■ What is needed
Retype every entry word for word. Omit the pictures.

■ Task data
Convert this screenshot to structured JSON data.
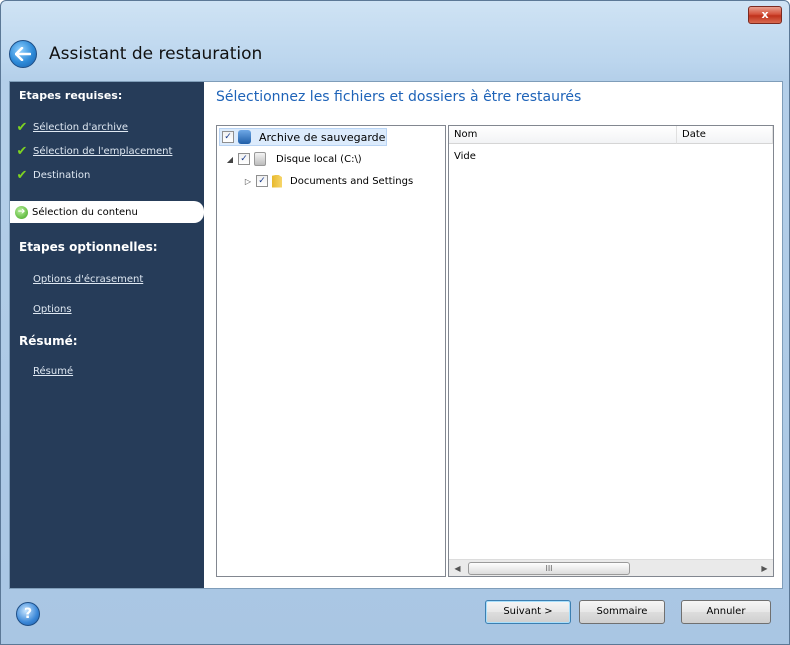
{
  "window": {
    "title": "Assistant de restauration",
    "close_label": "x"
  },
  "sidebar": {
    "required_header": "Etapes requises:",
    "required_steps": [
      {
        "label": "Sélection d'archive",
        "status": "done"
      },
      {
        "label": "Sélection de l'emplacement",
        "status": "done"
      },
      {
        "label": "Destination",
        "status": "done"
      },
      {
        "label": "Sélection du contenu",
        "status": "current"
      }
    ],
    "optional_header": "Etapes optionnelles:",
    "optional_steps": [
      {
        "label": "Options d'écrasement"
      },
      {
        "label": "Options"
      }
    ],
    "summary_header": "Résumé:",
    "summary_steps": [
      {
        "label": "Résumé"
      }
    ]
  },
  "main": {
    "title": "Sélectionnez les fichiers et dossiers à être restaurés",
    "tree": [
      {
        "label": "Archive de sauvegarde",
        "checked": true,
        "icon": "archive-icon",
        "selected": true
      },
      {
        "label": "Disque local (C:\\)",
        "checked": true,
        "icon": "disk-icon",
        "expanded": true
      },
      {
        "label": "Documents and Settings",
        "checked": true,
        "icon": "folder-icon",
        "expanded": false
      }
    ],
    "list": {
      "columns": [
        "Nom",
        "Date"
      ],
      "rows": [
        [
          "Vide",
          ""
        ]
      ],
      "scroll_thumb": "III"
    }
  },
  "footer": {
    "help_label": "?",
    "next_label": "Suivant >",
    "summary_label": "Sommaire",
    "cancel_label": "Annuler"
  }
}
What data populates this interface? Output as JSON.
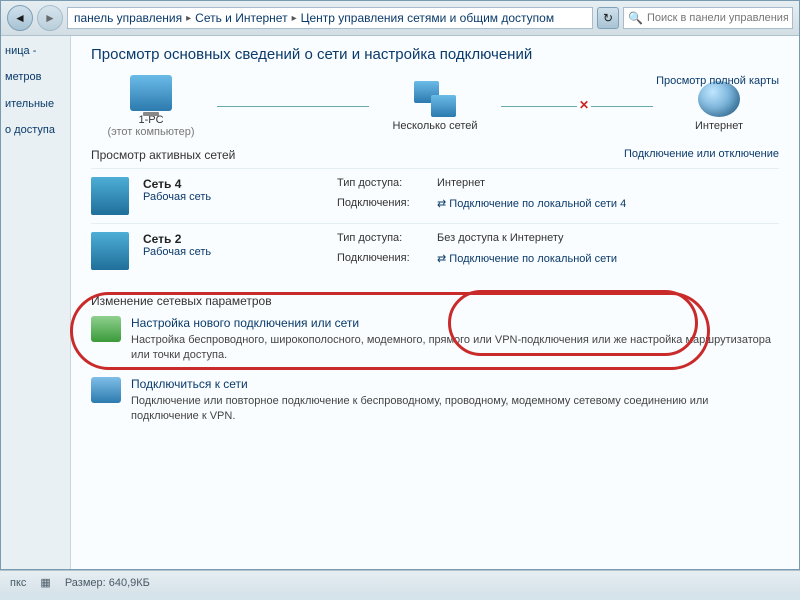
{
  "titlebar": {
    "minimize": "—",
    "maximize": "❐",
    "close": "✕"
  },
  "breadcrumb": {
    "level0": "панель управления",
    "level1": "Сеть и Интернет",
    "level2": "Центр управления сетями и общим доступом"
  },
  "search": {
    "placeholder": "Поиск в панели управления"
  },
  "sidebar": {
    "item0": "ница -",
    "item1": "метров",
    "item2": "ительные",
    "item3": "о доступа"
  },
  "page": {
    "title": "Просмотр основных сведений о сети и настройка подключений",
    "full_map_link": "Просмотр полной карты",
    "map_node_pc": "1-PC",
    "map_node_pc_sub": "(этот компьютер)",
    "map_node_multi": "Несколько сетей",
    "map_node_internet": "Интернет",
    "active_networks_label": "Просмотр активных сетей",
    "connect_disconnect": "Подключение или отключение",
    "change_params_title": "Изменение сетевых параметров"
  },
  "networks": [
    {
      "name": "Сеть 4",
      "type": "Рабочая сеть",
      "access_label": "Тип доступа:",
      "access_value": "Интернет",
      "conn_label": "Подключения:",
      "conn_link": "Подключение по локальной сети 4"
    },
    {
      "name": "Сеть 2",
      "type": "Рабочая сеть",
      "access_label": "Тип доступа:",
      "access_value": "Без доступа к Интернету",
      "conn_label": "Подключения:",
      "conn_link": "Подключение по локальной сети"
    }
  ],
  "options": [
    {
      "title": "Настройка нового подключения или сети",
      "desc": "Настройка беспроводного, широкополосного, модемного, прямого или VPN-подключения или же настройка маршрутизатора или точки доступа."
    },
    {
      "title": "Подключиться к сети",
      "desc": "Подключение или повторное подключение к беспроводному, проводному, модемному сетевому соединению или подключение к VPN."
    }
  ],
  "statusbar": {
    "left": "пкс",
    "size_label": "Размер:",
    "size_value": "640,9КБ"
  }
}
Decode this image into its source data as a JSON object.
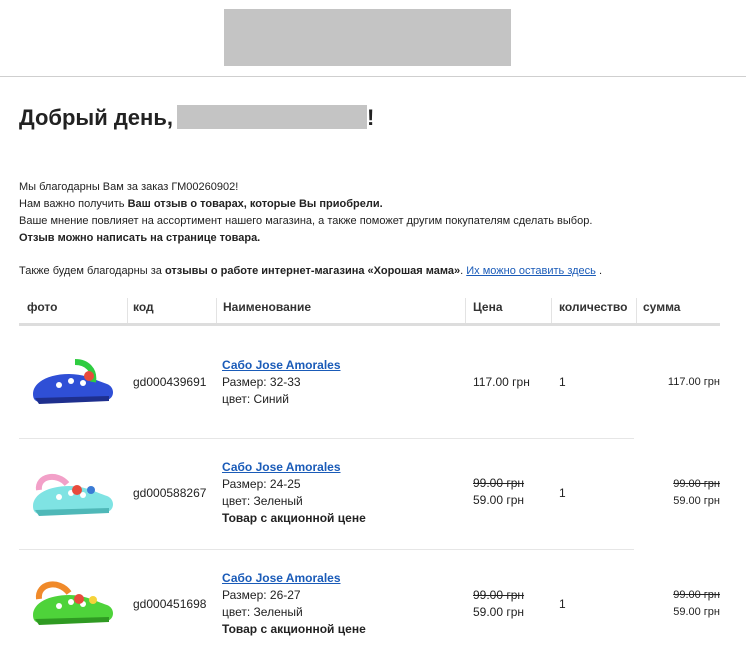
{
  "greeting": {
    "text": "Добрый день,",
    "suffix": "!"
  },
  "intro": {
    "line1": "Мы благодарны Вам за заказ ГМ00260902!",
    "line2_prefix": "Нам важно получить ",
    "line2_bold": "Ваш отзыв о товарах, которые Вы приобрели.",
    "line3": "Ваше мнение повлияет на ассортимент нашего магазина, а также поможет другим покупателям сделать выбор.",
    "line4_bold": "Отзыв можно написать на странице товара.",
    "line5_prefix": "Также будем благодарны за ",
    "line5_bold": "отзывы о работе интернет-магазина «Хорошая мама»",
    "line5_dot": ". ",
    "line5_link": "Их можно оставить здесь",
    "line5_end": " ."
  },
  "table": {
    "headers": {
      "photo": "фото",
      "code": "код",
      "name": "Наименование",
      "price": "Цена",
      "qty": "количество",
      "sum": "сумма"
    },
    "rows": [
      {
        "code": "gd000439691",
        "title": "Сабо Jose Amorales",
        "size": "Размер: 32-33",
        "color": "цвет: Синий",
        "promo": "",
        "old_price": "",
        "price": "117.00 грн",
        "qty": "1",
        "old_sum": "",
        "sum": "117.00 грн",
        "shoe_color": "#2f4fd6",
        "strap_color": "#2ecc40"
      },
      {
        "code": "gd000588267",
        "title": "Сабо Jose Amorales",
        "size": "Размер: 24-25",
        "color": "цвет: Зеленый",
        "promo": "Товар с акционной цене",
        "old_price": "99.00 грн",
        "price": "59.00 грн",
        "qty": "1",
        "old_sum": "99.00 грн",
        "sum": "59.00 грн",
        "shoe_color": "#7fe3e3",
        "strap_color": "#f2a0c8"
      },
      {
        "code": "gd000451698",
        "title": "Сабо Jose Amorales",
        "size": "Размер: 26-27",
        "color": "цвет: Зеленый",
        "promo": "Товар с акционной цене",
        "old_price": "99.00 грн",
        "price": "59.00 грн",
        "qty": "1",
        "old_sum": "99.00 грн",
        "sum": "59.00 грн",
        "shoe_color": "#4ed33a",
        "strap_color": "#f08a2a"
      }
    ]
  }
}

■ Task result
Convert this screenshot to structured JSON data.
{
  "window": {
    "title": "Assistant de restauration",
    "close_label": "x"
  },
  "sidebar": {
    "required_header": "Etapes requises:",
    "required_steps": [
      {
        "label": "Sélection d'archive",
        "status": "done"
      },
      {
        "label": "Sélection de l'emplacement",
        "status": "done"
      },
      {
        "label": "Destination",
        "status": "done"
      },
      {
        "label": "Sélection du contenu",
        "status": "current"
      }
    ],
    "optional_header": "Etapes optionnelles:",
    "optional_steps": [
      {
        "label": "Options d'écrasement"
      },
      {
        "label": "Options"
      }
    ],
    "summary_header": "Résumé:",
    "summary_steps": [
      {
        "label": "Résumé"
      }
    ]
  },
  "main": {
    "title": "Sélectionnez les fichiers et dossiers à être restaurés",
    "tree": [
      {
        "label": "Archive de sauvegarde",
        "checked": true,
        "icon": "archive-icon",
        "selected": true
      },
      {
        "label": "Disque local (C:\\)",
        "checked": true,
        "icon": "disk-icon",
        "expanded": true
      },
      {
        "label": "Documents and Settings",
        "checked": true,
        "icon": "folder-icon",
        "expanded": false
      }
    ],
    "list": {
      "columns": [
        "Nom",
        "Date"
      ],
      "rows": [
        [
          "Vide",
          ""
        ]
      ],
      "scroll_thumb": "III"
    }
  },
  "footer": {
    "help_label": "?",
    "next_label": "Suivant >",
    "summary_label": "Sommaire",
    "cancel_label": "Annuler"
  }
}
What data populates this interface? Output as JSON.
{
  "titlebar": {
    "minimize": "—",
    "maximize": "❐",
    "close": "✕"
  },
  "breadcrumb": {
    "level0": "панель управления",
    "level1": "Сеть и Интернет",
    "level2": "Центр управления сетями и общим доступом"
  },
  "search": {
    "placeholder": "Поиск в панели управления"
  },
  "sidebar": {
    "item0": "ница -",
    "item1": "метров",
    "item2": "ительные",
    "item3": "о доступа"
  },
  "page": {
    "title": "Просмотр основных сведений о сети и настройка подключений",
    "full_map_link": "Просмотр полной карты",
    "map_node_pc": "1-PC",
    "map_node_pc_sub": "(этот компьютер)",
    "map_node_multi": "Несколько сетей",
    "map_node_internet": "Интернет",
    "active_networks_label": "Просмотр активных сетей",
    "connect_disconnect": "Подключение или отключение",
    "change_params_title": "Изменение сетевых параметров"
  },
  "networks": [
    {
      "name": "Сеть 4",
      "type": "Рабочая сеть",
      "access_label": "Тип доступа:",
      "access_value": "Интернет",
      "conn_label": "Подключения:",
      "conn_link": "Подключение по локальной сети 4"
    },
    {
      "name": "Сеть 2",
      "type": "Рабочая сеть",
      "access_label": "Тип доступа:",
      "access_value": "Без доступа к Интернету",
      "conn_label": "Подключения:",
      "conn_link": "Подключение по локальной сети"
    }
  ],
  "options": [
    {
      "title": "Настройка нового подключения или сети",
      "desc": "Настройка беспроводного, широкополосного, модемного, прямого или VPN-подключения или же настройка маршрутизатора или точки доступа."
    },
    {
      "title": "Подключиться к сети",
      "desc": "Подключение или повторное подключение к беспроводному, проводному, модемному сетевому соединению или подключение к VPN."
    }
  ],
  "statusbar": {
    "left": "пкс",
    "size_label": "Размер:",
    "size_value": "640,9КБ"
  }
}
Decode this image into its source data as a JSON object.
{
  "greeting": {
    "text": "Добрый день,",
    "suffix": "!"
  },
  "intro": {
    "line1": "Мы благодарны Вам за заказ ГМ00260902!",
    "line2_prefix": "Нам важно получить ",
    "line2_bold": "Ваш отзыв о товарах, которые Вы приобрели.",
    "line3": "Ваше мнение повлияет на ассортимент нашего магазина, а также поможет другим покупателям сделать выбор.",
    "line4_bold": "Отзыв можно написать на странице товара.",
    "line5_prefix": "Также будем благодарны за ",
    "line5_bold": "отзывы о работе интернет-магазина «Хорошая мама»",
    "line5_dot": ". ",
    "line5_link": "Их можно оставить здесь",
    "line5_end": " ."
  },
  "table": {
    "headers": {
      "photo": "фото",
      "code": "код",
      "name": "Наименование",
      "price": "Цена",
      "qty": "количество",
      "sum": "сумма"
    },
    "rows": [
      {
        "code": "gd000439691",
        "title": "Сабо Jose Amorales",
        "size": "Размер: 32-33",
        "color": "цвет: Синий",
        "promo": "",
        "old_price": "",
        "price": "117.00 грн",
        "qty": "1",
        "old_sum": "",
        "sum": "117.00 грн",
        "shoe_color": "#2f4fd6",
        "strap_color": "#2ecc40"
      },
      {
        "code": "gd000588267",
        "title": "Сабо Jose Amorales",
        "size": "Размер: 24-25",
        "color": "цвет: Зеленый",
        "promo": "Товар с акционной цене",
        "old_price": "99.00 грн",
        "price": "59.00 грн",
        "qty": "1",
        "old_sum": "99.00 грн",
        "sum": "59.00 грн",
        "shoe_color": "#7fe3e3",
        "strap_color": "#f2a0c8"
      },
      {
        "code": "gd000451698",
        "title": "Сабо Jose Amorales",
        "size": "Размер: 26-27",
        "color": "цвет: Зеленый",
        "promo": "Товар с акционной цене",
        "old_price": "99.00 грн",
        "price": "59.00 грн",
        "qty": "1",
        "old_sum": "99.00 грн",
        "sum": "59.00 грн",
        "shoe_color": "#4ed33a",
        "strap_color": "#f08a2a"
      }
    ]
  }
}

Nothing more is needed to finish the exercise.